## Source material

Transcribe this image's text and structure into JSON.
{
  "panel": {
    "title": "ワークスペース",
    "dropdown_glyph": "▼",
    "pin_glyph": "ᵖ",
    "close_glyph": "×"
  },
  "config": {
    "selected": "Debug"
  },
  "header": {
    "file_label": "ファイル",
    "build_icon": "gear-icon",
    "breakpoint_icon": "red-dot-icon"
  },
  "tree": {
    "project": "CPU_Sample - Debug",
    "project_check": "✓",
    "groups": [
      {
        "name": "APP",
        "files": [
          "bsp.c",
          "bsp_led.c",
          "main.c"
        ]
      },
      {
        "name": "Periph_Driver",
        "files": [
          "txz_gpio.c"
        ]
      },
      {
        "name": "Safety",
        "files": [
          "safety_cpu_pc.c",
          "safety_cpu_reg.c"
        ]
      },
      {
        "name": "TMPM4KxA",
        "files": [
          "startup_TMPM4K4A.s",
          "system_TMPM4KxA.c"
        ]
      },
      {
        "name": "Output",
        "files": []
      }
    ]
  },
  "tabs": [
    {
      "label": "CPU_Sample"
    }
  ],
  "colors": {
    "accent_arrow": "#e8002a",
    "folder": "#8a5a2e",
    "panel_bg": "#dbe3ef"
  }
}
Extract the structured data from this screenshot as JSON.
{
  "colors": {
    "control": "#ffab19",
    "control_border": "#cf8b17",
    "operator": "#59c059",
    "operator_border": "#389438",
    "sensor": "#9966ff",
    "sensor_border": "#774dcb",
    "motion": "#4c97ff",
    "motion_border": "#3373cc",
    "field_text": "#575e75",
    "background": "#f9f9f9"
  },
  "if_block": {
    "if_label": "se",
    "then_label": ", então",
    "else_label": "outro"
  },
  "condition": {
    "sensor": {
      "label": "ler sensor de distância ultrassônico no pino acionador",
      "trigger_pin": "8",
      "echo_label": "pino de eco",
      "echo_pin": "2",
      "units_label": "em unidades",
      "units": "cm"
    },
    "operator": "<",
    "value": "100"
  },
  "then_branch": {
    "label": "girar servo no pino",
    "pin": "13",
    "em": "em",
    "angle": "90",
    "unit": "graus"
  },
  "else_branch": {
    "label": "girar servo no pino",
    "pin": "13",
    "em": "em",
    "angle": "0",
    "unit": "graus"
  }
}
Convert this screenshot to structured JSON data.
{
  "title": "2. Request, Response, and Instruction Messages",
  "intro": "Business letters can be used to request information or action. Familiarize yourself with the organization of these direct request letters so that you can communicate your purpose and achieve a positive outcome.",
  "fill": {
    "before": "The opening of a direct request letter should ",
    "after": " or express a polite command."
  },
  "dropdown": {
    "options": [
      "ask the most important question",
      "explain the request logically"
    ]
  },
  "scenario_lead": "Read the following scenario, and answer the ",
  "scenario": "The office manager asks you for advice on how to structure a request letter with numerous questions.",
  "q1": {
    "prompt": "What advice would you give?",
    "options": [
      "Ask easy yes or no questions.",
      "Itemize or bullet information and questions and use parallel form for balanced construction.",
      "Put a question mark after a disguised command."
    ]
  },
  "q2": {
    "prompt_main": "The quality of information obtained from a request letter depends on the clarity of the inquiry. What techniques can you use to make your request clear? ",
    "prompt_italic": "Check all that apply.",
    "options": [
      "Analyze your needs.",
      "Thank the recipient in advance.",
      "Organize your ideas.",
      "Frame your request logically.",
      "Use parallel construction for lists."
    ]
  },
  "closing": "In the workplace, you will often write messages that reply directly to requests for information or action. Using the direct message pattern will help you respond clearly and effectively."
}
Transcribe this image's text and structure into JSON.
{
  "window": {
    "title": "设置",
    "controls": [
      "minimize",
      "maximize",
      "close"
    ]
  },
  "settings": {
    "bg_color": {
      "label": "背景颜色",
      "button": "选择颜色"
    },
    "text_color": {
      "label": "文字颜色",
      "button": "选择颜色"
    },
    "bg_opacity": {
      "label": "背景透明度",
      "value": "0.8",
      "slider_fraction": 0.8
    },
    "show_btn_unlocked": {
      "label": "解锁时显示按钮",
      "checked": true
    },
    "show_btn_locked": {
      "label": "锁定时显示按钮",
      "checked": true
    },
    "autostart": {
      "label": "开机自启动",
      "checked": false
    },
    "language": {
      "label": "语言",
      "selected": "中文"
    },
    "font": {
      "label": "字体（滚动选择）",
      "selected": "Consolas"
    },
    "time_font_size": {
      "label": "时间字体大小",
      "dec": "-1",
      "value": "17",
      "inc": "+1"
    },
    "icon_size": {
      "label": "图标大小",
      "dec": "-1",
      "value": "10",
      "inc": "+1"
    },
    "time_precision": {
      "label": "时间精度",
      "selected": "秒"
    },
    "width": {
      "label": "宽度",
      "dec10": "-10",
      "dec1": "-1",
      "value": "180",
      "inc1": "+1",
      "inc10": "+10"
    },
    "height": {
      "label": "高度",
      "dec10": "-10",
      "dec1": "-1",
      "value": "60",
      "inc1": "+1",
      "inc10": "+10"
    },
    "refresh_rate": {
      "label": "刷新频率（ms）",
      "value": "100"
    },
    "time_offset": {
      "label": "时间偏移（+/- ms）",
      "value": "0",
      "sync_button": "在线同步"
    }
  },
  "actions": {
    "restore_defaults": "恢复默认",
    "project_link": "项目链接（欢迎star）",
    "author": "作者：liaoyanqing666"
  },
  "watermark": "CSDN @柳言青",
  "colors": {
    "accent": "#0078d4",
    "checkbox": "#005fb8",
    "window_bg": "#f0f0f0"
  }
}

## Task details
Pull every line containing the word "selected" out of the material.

## Solution for this problem
    "selected": "Debug"
      "selected": "中文"
      "selected": "Consolas"
      "selected": "秒"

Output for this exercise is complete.